“29 years ago, NCRP issued a report that called in and inspired Seattle Foundation to create initiatives centering communities most impacted by racial and economic inequities. Since then, we have learned so much from and increased our investments in Black-led organizations,” said Seattle Foundation President and CEO Tony Mestres. “This latest NCRP report is important and timely, highlighting a historically persistent problem across the philanthropic sector: the chronic underinvestment in Black-led organizations and movements. In this time of reckoning, we are committed to engaging our philanthropists in advancing racial equity. We must all do better to invest in Black lives, now and in the long term.”

Decades of research by the Philanthropic Initiative for Racial Equity (PRE), The Association of Black Foundation Executives (ABFE), Greenlining Institute and others describe philanthropy’s massive under-investment in communities of color and in Black communities specifically. PRE and ABFE’s research has shown total philanthropic support for Black communities hovering at around 1.8%.

“Funding Black communities at a rate commensurate with their relative size is a floor for equitable funding, not a ceiling,” said NCRP Vice President and Chief Engagement Officer Jeanné Lewis. “The bottom line is that community foundations have neglected their charge to serve their full communities. Regardless of why, we must immediately address how Black Americans have been excluded from community foundation grantmaking writ large.”

NCRP’s research team found a similar underinvestment in the pro-immigrant and pro-refugee community this past spring in a larger analysis of community foundations nationwide. “Won’t You Be My Neighbor: Local Foundations, Immigrants and Refugee Populations,” found that while immigrants and refugees represented 14% of the nation’s population, the share of local philanthropic dollars invested in this community from 2017-2018 was just 1% for service organizations and 0.4% for movement groups involved in advocacy and organizing. The report’s open source data tool provides snapshots of total local foundation giving for immigrants and refugee-serving organizations and the pro-immigrant, pro-refugee movement in all 50 states and the District of Columbia. It also details the share of funding that went to these groups by each state’s local grantmakers.

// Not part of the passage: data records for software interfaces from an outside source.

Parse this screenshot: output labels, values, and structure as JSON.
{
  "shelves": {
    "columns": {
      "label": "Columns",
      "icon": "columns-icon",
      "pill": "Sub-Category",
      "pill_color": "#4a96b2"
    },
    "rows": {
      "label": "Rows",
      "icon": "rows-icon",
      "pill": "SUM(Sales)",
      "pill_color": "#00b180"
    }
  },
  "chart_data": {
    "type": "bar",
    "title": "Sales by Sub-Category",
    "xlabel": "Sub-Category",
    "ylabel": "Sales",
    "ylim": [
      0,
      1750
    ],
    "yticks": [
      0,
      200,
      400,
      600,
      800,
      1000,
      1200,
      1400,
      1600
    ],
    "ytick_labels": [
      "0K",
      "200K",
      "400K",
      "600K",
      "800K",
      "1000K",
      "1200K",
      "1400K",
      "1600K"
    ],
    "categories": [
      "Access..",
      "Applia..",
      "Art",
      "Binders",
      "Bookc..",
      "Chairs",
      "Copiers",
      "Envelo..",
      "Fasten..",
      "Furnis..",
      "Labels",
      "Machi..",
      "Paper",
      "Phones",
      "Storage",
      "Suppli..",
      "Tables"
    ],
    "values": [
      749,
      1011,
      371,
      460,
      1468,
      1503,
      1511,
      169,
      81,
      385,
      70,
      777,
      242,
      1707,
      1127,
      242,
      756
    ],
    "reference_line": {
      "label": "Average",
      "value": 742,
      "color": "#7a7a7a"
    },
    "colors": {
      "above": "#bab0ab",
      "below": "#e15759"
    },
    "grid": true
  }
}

NCRP amplifies the voice of nonprofits and the communities they serve in the philanthropic sector. Through research and advocacy, it works to ensure that grantmakers and donors contribute to the creation of a fair, just and equitable world. The organization’s Movement Investment Project is a long-term initiative that looks to provide data, campaigns and other tools to drive more philanthropic resources to social movements so that the organizations leading the way towards a fairer, more inclusive and just future can succeed. For more information, visit


* Editor’s Note: When this press release was originally published, we used the term “going to” in an attempt to keep language simple, less jargony and more accessible. In an effort to clear up any potential or lingering confusion about what data that we specifically analyzed, we are using the term “explicitly designated for” to make it clear that we are analyzing the level of funding for grants that specifically and intentionally targeted the Black Community. If community foundations had coded these as such, then these grants would have been included in our report. Click here for more details around these updated edits.